This is a brilliant and woefully underrated book. It's only the third book I have read by McEwan, but I still strongly suspect that it is his masterpiece. I expected that to be |Atonement which is certainly very good, but this book is better.
It is a novel that is in some sense about the conflict between literature and science, and which takes science's side. That, of course from a master novelist, is not a simple minded siding, but it is a complex and beautiful one The book is about the difference between appearance and reality and in particularly, so about how it is possible to get to the truth. It is also about betrayal, madness and of course love.
I think that it is right on the money about a lot of things It might seem that the actions of the police and the main character's wife are unbelievable in their willful ignorance, but I think that they are right on the money. His wife a Keats scholar completely fails to live up to the ideals that she espouses, killing off their love in the process. I think that in part this is an assault on the literary establishment, which is seen as hypocritical and willfully blind. I don't want to oversell this interpretation, however, because like all McEwan's works, the story is full of ambiguities.

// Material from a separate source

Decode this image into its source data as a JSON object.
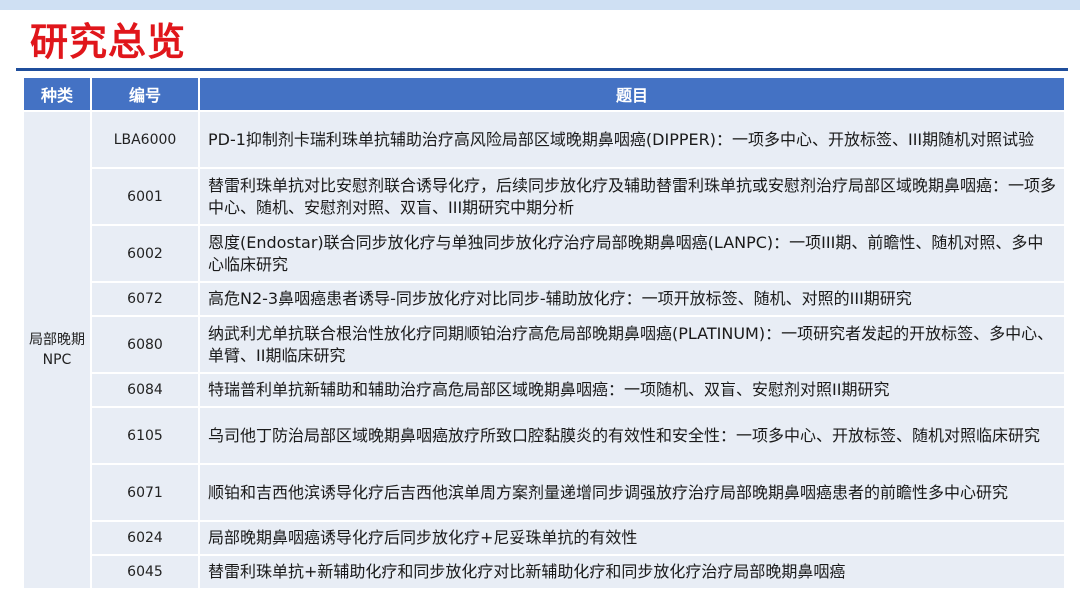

I think it is a book about the reaction to madness and not to madness, itself. It is also a book, that thoroughly explores the nature of love, in a at times very cynical way. Love is something that is endured, more than it is something that lasts.
Anything, that I might say about this book would be inadequate. The characters are brilliant, and their voices brilliant realized. It is a genuinely revolutionary book. It also walks a precipice and I was unsure where it was going and what exactly was meant to be real at times. It also, unsurprisingly, has brilliantly written scenes and McEwan plays with the phenomenological aspects of things as he always does.
Like all of McEwan's works it is also obsessed with the tiny coincidences and happenstances that drive human lives off in unexpected directions. McEwan is obsessed with the contingency of life.
It is the second best book I have ever read by a currently living author. Its brilliant and clever, the prose is artful, and most of all it is not designed to appeal either to the general public or to the literati. McEwan is that rarest of things now a days, an author who is completely committed to a vision uniquely his own.